The group surveyed student workers about their knowledge of UCLA’s mental health resources. As a supervisor at UCLA BookZone, Moll was able to contact the CEO of ASUCLA, who expressed interest in their project and offered a $25 incentive to workers who filled out the survey.
The survey received 204 responses. The group then created a newsletter to send out to student workers that publicized mental health resources that could address student workers’ concerns about finances, academics, health and the environment, all of which are areas of need the workers identified in the survey.
Their survey also found that although 83% of student workers said they had experienced mental distress, 75% said they never sought treatment or help. Moll said this demonstrates that despite high rates of mental distress, many students still feel uncomfortable reaching out.
Student workers also said in the survey that they felt that going to resources such as CAPS felt like a last resort. This stigma is what group member Carmen Palacios, a fourth-year psychology student, wanted to focus on and change the most during their project.
“We want to … let students know that other students are actually experiencing these issues too, and that we all need to come together and figure out a better solution because most of the people that did report being aware of resources didn’t seek help through those resources, and those who did seek help felt that it wasn’t good help and that it was only a thing to do only when you are in crisis instead of when you needed a daily assistance kind of situation,” Palacios said.
Like Schottmiller, Palacios felt that an emphasis on student-led projects for these mental health issues was crucial in bringing change faster.
“As students, we are the only ones who know what we are going through,” Palacios said. “We can all relate to each other and our struggle. When we come together and talk about the issues we are having, we kind of destigmatize (getting help).”
Serenna Simeon, a third-year sociology student in the class, said she felt that projects like these were important because of how they connect students to making changes in their communities.

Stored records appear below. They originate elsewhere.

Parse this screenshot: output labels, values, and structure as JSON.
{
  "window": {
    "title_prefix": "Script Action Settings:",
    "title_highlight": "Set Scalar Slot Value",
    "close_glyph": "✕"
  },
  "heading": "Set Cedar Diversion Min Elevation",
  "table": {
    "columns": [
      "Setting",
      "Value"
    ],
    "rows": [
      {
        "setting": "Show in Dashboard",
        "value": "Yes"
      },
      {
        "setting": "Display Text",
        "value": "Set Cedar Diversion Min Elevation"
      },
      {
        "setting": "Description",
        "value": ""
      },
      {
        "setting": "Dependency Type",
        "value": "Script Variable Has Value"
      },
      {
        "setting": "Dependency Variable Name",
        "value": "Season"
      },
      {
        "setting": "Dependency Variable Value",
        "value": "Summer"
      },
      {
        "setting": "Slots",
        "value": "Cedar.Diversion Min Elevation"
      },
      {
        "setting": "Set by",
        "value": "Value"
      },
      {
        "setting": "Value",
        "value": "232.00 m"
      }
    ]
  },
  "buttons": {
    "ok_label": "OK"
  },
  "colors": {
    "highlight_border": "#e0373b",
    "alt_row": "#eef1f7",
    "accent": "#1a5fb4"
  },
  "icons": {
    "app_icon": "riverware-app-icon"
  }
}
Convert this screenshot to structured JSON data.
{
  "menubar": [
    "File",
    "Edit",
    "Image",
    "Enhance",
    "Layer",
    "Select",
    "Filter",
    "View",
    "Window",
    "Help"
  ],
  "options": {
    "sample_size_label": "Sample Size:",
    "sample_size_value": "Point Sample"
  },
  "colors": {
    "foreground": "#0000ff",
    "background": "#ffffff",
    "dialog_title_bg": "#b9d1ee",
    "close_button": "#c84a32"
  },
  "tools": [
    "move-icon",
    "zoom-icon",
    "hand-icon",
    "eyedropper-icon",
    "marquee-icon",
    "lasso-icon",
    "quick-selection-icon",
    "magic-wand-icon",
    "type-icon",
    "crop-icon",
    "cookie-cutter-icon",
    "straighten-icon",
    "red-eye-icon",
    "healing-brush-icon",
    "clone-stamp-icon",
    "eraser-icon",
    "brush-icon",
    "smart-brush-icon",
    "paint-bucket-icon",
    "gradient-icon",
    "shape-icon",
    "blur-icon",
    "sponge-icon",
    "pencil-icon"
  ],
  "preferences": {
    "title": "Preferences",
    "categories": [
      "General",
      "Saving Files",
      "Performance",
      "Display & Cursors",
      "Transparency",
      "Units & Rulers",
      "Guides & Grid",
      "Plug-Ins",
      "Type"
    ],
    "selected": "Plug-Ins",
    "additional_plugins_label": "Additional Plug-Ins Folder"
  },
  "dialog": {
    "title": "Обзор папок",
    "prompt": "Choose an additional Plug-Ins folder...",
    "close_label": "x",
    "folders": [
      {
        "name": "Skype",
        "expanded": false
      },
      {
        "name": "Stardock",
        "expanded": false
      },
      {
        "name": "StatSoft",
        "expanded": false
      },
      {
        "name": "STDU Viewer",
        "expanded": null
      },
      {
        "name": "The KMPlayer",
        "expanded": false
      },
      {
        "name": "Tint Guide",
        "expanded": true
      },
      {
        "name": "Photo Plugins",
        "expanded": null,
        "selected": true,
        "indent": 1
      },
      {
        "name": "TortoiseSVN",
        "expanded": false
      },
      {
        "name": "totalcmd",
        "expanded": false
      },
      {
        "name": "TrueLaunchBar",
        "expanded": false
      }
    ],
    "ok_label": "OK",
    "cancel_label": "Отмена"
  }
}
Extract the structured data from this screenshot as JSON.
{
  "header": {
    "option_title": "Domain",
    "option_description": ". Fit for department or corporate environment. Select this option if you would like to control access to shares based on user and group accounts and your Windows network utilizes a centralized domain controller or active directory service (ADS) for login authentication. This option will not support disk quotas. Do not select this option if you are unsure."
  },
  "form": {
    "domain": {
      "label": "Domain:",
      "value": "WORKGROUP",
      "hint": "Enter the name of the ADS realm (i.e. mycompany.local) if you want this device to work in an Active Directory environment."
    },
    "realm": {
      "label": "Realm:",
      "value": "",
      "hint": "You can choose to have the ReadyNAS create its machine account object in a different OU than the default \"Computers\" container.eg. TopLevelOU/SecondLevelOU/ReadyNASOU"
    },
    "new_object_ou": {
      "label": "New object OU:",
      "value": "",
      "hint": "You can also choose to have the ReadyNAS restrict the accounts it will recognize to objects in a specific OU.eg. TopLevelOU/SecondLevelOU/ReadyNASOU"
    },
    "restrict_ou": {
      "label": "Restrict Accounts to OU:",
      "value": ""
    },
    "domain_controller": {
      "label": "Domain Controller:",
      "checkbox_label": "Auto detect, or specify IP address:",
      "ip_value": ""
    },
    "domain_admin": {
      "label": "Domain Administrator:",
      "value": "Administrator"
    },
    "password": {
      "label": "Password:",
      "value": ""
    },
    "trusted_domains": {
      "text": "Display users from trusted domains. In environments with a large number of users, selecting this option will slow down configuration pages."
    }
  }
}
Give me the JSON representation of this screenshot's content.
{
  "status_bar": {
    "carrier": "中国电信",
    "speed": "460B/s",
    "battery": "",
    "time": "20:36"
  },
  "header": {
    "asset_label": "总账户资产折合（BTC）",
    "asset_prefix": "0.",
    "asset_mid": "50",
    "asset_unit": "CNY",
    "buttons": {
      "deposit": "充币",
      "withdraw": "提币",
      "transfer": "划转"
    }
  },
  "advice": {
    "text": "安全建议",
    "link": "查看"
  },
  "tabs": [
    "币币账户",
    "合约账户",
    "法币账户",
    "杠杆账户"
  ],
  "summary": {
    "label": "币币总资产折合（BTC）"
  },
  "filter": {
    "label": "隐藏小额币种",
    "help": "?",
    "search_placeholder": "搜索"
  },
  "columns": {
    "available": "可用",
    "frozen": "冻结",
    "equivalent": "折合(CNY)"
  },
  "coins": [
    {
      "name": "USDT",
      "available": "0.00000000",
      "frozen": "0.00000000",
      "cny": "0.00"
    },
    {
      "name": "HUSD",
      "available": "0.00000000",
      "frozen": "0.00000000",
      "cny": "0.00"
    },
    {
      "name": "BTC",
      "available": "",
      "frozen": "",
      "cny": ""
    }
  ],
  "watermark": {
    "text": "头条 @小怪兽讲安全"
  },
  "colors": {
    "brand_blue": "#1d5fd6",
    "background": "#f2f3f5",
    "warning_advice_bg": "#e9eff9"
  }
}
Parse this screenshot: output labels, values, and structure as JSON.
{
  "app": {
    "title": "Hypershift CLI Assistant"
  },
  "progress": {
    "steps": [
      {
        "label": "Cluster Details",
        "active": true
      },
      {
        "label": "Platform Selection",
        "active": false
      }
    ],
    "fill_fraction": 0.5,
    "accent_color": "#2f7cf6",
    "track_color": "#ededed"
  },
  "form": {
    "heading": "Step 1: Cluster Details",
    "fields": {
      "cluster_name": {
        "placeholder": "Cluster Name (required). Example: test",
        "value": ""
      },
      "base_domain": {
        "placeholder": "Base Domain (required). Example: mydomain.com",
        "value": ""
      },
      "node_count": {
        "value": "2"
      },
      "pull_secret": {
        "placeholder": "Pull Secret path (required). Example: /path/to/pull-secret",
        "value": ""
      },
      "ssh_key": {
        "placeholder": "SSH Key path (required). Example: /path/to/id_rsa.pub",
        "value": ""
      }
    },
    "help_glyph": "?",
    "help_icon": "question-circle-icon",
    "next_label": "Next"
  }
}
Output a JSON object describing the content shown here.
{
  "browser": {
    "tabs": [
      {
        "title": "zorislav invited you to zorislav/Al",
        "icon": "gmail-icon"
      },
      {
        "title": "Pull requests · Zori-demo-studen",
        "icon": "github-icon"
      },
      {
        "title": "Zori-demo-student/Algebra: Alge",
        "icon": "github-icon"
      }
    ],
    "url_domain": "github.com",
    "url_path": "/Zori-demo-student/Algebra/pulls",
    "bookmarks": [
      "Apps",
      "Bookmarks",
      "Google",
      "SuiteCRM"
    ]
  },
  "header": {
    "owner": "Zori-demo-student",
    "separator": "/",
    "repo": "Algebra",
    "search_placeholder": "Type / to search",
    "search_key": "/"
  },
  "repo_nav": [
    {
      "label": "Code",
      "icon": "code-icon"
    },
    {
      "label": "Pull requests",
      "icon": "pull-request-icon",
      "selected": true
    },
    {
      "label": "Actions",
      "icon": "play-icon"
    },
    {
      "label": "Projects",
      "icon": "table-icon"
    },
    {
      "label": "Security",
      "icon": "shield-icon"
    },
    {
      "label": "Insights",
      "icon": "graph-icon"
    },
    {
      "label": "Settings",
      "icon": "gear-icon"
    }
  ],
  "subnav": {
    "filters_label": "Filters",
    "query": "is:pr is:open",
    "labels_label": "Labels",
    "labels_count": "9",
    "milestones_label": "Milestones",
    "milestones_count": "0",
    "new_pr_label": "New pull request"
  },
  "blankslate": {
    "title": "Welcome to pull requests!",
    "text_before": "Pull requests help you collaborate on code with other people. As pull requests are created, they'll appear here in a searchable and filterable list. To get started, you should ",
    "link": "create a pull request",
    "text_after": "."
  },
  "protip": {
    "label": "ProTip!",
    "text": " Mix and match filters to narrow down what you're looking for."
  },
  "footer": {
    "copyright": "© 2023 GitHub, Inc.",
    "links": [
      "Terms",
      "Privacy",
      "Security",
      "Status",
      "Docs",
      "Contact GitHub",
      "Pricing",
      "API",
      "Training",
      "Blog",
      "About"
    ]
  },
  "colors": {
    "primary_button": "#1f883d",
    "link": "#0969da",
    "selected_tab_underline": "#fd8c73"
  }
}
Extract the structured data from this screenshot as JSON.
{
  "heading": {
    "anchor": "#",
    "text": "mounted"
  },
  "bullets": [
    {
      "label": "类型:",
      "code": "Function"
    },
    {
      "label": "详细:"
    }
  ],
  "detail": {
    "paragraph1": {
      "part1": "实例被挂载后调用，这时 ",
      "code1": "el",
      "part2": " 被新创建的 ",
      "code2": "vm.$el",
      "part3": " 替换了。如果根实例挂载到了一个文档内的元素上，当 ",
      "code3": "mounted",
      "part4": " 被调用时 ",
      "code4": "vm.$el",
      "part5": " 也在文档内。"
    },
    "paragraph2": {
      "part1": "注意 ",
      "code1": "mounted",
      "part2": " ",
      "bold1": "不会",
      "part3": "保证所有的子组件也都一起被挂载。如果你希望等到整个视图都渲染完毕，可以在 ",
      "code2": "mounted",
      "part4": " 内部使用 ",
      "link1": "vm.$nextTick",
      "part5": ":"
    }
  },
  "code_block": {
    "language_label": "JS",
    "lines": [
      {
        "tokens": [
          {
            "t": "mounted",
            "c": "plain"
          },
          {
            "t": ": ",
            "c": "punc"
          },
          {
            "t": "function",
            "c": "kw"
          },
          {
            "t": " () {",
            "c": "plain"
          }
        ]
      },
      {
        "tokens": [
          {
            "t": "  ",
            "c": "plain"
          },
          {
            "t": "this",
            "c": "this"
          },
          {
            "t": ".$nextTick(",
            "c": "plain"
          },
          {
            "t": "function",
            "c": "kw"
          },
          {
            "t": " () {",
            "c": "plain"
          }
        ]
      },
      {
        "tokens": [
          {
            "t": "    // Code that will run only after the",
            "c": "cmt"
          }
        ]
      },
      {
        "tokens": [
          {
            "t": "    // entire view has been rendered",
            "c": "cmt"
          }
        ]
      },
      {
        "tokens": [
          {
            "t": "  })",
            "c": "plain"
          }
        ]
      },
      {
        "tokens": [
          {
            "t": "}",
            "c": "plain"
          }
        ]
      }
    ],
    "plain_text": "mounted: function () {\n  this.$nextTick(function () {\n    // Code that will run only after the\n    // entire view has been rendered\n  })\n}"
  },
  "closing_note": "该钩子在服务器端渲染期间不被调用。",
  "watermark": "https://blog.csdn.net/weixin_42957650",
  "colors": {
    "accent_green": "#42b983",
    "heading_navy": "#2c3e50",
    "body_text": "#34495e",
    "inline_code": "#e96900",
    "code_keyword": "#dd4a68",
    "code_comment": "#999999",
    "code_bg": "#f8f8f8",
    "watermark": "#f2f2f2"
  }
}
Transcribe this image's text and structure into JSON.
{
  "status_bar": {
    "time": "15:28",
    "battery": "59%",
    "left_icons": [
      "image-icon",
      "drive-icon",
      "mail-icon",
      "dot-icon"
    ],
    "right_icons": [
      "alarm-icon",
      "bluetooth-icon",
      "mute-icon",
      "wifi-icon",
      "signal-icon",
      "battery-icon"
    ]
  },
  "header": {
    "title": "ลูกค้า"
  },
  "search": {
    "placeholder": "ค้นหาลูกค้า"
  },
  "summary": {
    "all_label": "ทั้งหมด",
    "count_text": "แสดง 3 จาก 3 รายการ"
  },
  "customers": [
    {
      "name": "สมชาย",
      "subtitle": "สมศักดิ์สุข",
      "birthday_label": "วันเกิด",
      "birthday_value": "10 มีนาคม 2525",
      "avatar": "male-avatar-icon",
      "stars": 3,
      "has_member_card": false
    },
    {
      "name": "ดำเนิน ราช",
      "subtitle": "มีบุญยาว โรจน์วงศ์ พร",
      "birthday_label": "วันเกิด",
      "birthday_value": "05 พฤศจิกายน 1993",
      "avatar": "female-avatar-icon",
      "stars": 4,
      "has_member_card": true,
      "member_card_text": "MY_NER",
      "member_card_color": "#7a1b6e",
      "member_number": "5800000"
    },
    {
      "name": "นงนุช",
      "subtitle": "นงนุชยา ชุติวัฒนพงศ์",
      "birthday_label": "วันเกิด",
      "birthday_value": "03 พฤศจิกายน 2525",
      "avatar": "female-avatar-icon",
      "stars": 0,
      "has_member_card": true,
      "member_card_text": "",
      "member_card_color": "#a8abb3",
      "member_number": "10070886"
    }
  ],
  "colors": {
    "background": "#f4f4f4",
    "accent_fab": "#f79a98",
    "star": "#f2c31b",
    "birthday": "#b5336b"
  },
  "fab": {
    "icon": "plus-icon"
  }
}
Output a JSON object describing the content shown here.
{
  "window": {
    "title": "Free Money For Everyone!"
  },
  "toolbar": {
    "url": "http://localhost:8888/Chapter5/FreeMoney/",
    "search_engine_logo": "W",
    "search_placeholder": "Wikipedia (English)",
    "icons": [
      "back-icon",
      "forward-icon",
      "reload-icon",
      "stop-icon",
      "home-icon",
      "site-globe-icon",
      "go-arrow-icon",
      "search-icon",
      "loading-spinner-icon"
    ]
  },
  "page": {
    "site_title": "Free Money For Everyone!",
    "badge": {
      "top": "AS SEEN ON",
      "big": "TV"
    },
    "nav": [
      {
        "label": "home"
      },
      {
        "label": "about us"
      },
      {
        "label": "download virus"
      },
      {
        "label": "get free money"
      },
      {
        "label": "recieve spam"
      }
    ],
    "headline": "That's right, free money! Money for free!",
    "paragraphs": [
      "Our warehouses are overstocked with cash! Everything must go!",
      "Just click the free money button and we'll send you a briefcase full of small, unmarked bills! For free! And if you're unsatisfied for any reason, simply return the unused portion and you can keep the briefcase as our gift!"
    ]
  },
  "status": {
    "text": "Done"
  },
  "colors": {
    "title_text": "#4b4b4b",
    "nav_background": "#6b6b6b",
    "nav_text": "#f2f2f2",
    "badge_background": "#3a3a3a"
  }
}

“I’m really thankful for this class that we are able to get this opportunity to help our community,” Simeon said. “More than just our own in the classroom, but the whole UCLA student body.”